Tony Hughes (James Nesbitt) after his son Olly disappeared on a family holiday in France
tv
PROMOTED VIDEO
Have you tried new the Independent Digital Edition apps?
News
ebooksNow available in paperback
News
people

Jo from Northern Ireland was less than impressed by Russell Brand's attempt to stage a publicity stunt

Voices
Jimmy Mubenga died after being restrained on an aircraft by G4S escorts
voicesJonathan Cox: Tragedy of Jimmy Mubenga highlights lack of dignity shown to migrants
News
i100
Arts and Entertainment
Jim Carrey and Jeff Daniels ride again in Dumb and Dumber To
filmReview: Dumb And Dumber To was a really stupid idea
Life and Style
tech
Latest stories from i100
Have you tried new the Independent Digital Edition apps?
Independent Dating
and  

By clicking 'Search' you
are agreeing to our
Terms of Use.

iJobs Job Widget
iJobs General

Ashdown Group: Helpdesk Analyst

£25000 per annum: Ashdown Group: An established media firm based in Surrey is ...

Ashdown Group: Java Developer - Hertfordshire - £47,000 + bonus + benefits

£40000 - £470000 per annum + bonus: Ashdown Group: Java Developer / J2EE Devel...

Ashdown Group: Head of Finance - Financial Director - London - £70,000

£70000 per annum: Ashdown Group: Head of Finance - Financial Controller - Fina...
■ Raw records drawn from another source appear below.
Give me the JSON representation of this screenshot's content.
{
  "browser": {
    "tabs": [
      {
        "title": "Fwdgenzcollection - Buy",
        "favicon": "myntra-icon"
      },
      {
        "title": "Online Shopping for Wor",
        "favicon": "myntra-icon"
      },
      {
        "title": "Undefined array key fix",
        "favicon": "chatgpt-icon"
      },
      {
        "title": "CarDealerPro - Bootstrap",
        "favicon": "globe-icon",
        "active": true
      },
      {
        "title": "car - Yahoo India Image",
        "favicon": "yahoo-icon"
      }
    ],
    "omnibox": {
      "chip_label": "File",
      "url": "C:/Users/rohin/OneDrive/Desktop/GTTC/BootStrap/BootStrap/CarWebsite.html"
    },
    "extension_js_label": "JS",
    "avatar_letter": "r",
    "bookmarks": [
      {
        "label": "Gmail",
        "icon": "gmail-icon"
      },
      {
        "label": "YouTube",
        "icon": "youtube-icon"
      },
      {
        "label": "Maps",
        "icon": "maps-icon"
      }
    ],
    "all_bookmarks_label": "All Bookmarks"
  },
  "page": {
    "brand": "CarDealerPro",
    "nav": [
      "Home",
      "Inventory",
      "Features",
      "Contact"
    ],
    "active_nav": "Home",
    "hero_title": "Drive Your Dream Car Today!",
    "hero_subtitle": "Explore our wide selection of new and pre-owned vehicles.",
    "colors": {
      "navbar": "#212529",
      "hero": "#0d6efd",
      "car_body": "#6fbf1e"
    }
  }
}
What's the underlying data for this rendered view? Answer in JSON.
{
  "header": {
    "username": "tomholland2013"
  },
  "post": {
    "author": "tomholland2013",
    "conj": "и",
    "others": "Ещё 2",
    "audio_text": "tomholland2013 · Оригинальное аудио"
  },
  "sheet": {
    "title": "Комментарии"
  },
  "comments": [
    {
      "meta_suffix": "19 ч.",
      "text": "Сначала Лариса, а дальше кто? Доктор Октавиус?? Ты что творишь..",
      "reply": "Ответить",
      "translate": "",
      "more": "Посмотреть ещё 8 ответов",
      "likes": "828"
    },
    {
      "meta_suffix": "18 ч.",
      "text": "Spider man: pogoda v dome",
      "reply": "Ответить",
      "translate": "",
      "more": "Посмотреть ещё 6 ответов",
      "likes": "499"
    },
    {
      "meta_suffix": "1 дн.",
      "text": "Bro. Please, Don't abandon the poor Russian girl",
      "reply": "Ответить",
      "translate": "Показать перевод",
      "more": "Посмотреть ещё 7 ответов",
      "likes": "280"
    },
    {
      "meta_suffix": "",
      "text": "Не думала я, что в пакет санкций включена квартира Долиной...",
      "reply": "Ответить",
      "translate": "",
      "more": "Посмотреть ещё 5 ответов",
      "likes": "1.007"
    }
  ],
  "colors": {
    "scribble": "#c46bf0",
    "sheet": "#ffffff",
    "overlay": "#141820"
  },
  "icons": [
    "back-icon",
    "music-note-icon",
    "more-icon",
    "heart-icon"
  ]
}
Recruitment Genius: Business Development Executive - Nationwide - OTE £65,000

£30000 - £65000 per annum: Recruitment Genius: This small technology business ...

Day In a Page

Calls for a military mental health 'quality mark'

Homeless Veterans campaign

Expert calls for military mental health 'quality mark'
Racton Man: Analysis shows famous skeleton was a 6ft Bronze Age superman

Meet Racton Man

Analysis shows famous skeleton was a 6ft Bronze Age superman
Garden Bridge: St Paul’s adds to £175m project’s troubled waters

Garden Bridge

St Paul’s adds to £175m project’s troubled waters
Stuff your own Christmas mouse ornament: An evening class in taxidermy with a festive feel

Stuff your own Christmas mouse ornament

An evening class in taxidermy with a festive feel
Joint Enterprise: The legal doctrine which critics say has caused hundreds of miscarriages of justice

Joint Enterprise

The legal doctrine which critics say has caused hundreds of miscarriages of justice
Freud and Eros: Love, Lust and Longing at the Freud Museum: Objects of Desire

Freud and Eros

Love, Lust and Longing at the Freud Museum
France's Front National and the fear of a ‘gay lobby’ around Marine Le Pen

Front National fear of ‘gay lobby’

Marine Le Pen appoints Sébastien Chenu as cultural adviser
'Enhanced interrogation techniques?' When language is distorted to hide state crimes

Robert Fisk on the CIA 'torture report'

Once again language is distorted in order to hide US state wrongdoing
Radio 1’s new chart host must placate the Swifties and Azaleans

Radio 1 to mediate between the Swifties and Azaleans

New chart host Clara Amfo must placate pop's fan armies
Homeless Veterans appeal: 'It's life, and not the Forces, that gets you'

Homeless Veterans appeal: 'It's life, and not the Forces, that gets you'

The head of Veterans Aid on how his charity is changing perceptions of ex-servicemen and women in need
Torture: It didn't work then, it doesn't work now

Torture: It didn't work then, it doesn't work now

Its use is always wrong and, despite CIA justifications post 9/11, the information obtained from it is invariably tainted, argues Patrick Cockburn
Rebranding Christmas: More public bodies are refusing to give the festival its name for fear of causing offence

Rebranding Christmas

More public bodies are refusing to give the festival its name for fear of causing offence. They are missing the point, and we all need to grow up
A Greek island - yours for the price of a London flat

A sun-kissed island - yours for the price of a London flat

Cash-strapped Greeks are selling off their slices of paradise
Pogues could enjoy fairytale Christmas No 1 thanks to digital streaming

Pogues could enjoy fairytale Christmas No 1 thanks to digital streaming

New system means that evergreen songs could top the festive charts
Prince of Wales: Gruff Rhys on his rock odyssey, and the trouble with independence

Prince of Wales: Gruff Rhys

He is a musician of wondrous oddity. He is on a perpetual quest to seek the lost tribes of the Welsh diaspora. Just don't ask Gruff Rhys if he's a national treasure...